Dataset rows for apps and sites
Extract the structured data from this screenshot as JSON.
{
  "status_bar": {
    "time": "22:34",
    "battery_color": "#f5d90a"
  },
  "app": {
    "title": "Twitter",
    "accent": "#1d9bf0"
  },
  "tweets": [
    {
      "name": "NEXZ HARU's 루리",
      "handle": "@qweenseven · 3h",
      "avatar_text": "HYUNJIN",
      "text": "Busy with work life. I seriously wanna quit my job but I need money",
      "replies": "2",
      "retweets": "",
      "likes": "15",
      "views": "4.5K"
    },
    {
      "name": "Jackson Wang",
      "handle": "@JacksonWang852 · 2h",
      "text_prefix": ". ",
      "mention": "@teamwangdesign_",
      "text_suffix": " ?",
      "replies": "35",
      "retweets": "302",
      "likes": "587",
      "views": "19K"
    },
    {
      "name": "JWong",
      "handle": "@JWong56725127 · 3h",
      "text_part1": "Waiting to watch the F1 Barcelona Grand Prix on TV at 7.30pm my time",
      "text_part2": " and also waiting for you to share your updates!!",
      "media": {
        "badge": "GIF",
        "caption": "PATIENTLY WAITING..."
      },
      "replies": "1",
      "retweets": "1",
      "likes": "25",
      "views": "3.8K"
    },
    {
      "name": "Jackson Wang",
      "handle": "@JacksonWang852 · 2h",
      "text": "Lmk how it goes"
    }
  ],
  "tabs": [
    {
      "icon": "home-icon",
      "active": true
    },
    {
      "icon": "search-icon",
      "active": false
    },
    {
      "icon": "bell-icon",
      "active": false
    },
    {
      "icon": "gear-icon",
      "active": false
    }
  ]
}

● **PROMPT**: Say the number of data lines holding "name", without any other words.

● **FINISHED TASK**: 4